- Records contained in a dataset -
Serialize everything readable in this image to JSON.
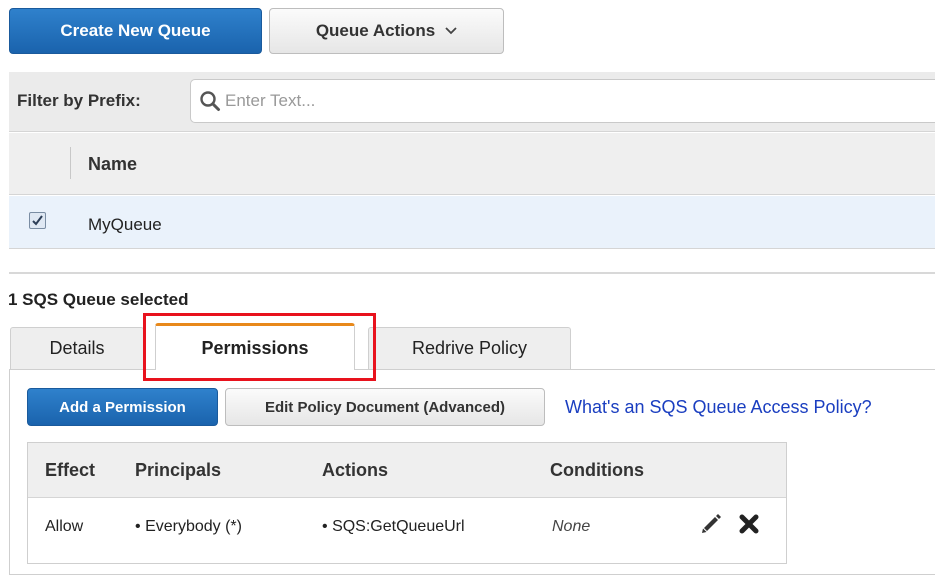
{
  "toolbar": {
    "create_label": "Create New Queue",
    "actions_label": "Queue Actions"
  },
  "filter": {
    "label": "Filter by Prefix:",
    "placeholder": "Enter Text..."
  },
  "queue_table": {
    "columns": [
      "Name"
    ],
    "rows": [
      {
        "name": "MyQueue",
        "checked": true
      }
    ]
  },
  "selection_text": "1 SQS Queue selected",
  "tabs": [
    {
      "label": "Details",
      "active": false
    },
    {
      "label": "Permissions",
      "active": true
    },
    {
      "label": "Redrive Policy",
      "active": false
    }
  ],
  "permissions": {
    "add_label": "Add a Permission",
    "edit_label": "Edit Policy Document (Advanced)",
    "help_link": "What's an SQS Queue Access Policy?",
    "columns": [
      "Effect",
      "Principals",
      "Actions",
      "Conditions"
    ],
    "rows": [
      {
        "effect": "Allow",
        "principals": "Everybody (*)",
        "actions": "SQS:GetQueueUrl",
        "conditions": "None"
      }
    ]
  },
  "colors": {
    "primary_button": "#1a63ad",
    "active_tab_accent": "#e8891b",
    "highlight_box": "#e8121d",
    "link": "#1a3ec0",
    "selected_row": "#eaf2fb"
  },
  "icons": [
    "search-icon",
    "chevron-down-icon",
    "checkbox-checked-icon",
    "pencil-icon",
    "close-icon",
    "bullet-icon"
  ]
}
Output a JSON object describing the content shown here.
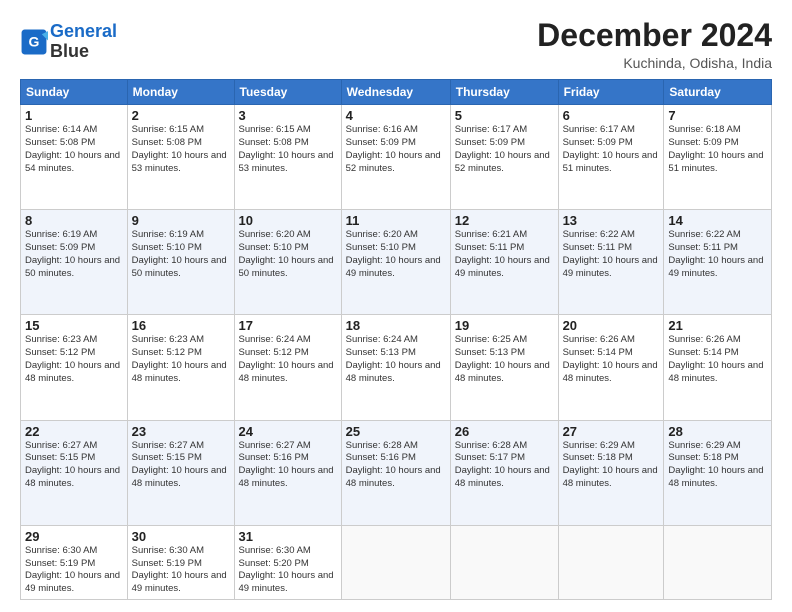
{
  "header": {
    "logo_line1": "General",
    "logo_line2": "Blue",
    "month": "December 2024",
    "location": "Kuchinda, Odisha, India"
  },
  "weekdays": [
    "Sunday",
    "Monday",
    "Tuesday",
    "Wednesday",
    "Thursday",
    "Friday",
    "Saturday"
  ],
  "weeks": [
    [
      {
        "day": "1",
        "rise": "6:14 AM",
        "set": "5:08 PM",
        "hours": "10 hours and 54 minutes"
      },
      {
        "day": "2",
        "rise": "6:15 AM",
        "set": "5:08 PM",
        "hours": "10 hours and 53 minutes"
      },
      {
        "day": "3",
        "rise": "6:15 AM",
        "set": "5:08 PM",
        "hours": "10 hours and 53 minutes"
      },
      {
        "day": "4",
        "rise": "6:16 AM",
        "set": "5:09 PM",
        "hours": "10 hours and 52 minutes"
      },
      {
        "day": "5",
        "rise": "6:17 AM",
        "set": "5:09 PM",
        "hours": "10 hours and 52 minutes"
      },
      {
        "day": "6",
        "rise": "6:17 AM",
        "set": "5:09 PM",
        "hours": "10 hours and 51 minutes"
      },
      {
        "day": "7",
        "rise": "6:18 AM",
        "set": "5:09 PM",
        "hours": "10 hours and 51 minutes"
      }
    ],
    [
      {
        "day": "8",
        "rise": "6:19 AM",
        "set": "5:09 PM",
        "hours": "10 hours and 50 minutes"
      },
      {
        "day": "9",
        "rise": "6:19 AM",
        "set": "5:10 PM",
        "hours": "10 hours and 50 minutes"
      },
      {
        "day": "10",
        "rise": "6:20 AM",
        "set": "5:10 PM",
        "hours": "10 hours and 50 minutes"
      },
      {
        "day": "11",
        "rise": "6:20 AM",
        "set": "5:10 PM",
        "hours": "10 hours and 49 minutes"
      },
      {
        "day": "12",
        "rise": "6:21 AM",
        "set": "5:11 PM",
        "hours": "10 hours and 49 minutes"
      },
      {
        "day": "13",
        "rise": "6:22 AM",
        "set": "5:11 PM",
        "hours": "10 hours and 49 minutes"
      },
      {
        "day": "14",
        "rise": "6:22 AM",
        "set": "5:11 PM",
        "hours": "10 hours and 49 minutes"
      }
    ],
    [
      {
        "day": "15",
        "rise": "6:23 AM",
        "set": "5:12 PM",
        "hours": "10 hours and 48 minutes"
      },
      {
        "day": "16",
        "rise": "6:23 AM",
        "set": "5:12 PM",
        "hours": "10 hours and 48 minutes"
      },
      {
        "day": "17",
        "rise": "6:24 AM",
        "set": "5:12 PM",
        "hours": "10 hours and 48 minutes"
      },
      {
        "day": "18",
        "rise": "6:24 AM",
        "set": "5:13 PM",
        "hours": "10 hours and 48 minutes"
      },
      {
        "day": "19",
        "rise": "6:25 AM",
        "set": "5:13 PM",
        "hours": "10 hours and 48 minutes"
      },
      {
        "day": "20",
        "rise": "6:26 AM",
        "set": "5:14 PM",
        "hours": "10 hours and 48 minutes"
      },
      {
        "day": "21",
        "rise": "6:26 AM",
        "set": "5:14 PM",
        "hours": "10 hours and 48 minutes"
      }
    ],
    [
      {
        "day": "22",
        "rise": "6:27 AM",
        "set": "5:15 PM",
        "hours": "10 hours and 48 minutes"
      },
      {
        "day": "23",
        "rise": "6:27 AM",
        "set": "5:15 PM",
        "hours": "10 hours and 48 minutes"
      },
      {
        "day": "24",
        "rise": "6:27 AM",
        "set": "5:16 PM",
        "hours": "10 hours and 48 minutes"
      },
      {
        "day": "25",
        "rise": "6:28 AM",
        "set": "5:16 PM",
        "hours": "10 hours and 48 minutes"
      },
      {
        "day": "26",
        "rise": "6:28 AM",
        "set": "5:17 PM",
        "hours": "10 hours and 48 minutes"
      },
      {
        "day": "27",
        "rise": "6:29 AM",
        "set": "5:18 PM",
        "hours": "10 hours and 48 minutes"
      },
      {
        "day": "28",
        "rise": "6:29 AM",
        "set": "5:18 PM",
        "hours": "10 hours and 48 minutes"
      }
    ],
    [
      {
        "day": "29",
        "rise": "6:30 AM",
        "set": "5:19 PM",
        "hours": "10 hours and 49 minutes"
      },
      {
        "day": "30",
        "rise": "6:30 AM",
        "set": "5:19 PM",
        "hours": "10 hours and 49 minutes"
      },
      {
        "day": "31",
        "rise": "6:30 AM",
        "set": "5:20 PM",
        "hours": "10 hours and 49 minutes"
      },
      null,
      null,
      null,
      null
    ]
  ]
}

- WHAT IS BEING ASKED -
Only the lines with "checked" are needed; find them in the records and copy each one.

- EXERCISE RESULT -
        "checked": true
    "checkbox-checked-icon",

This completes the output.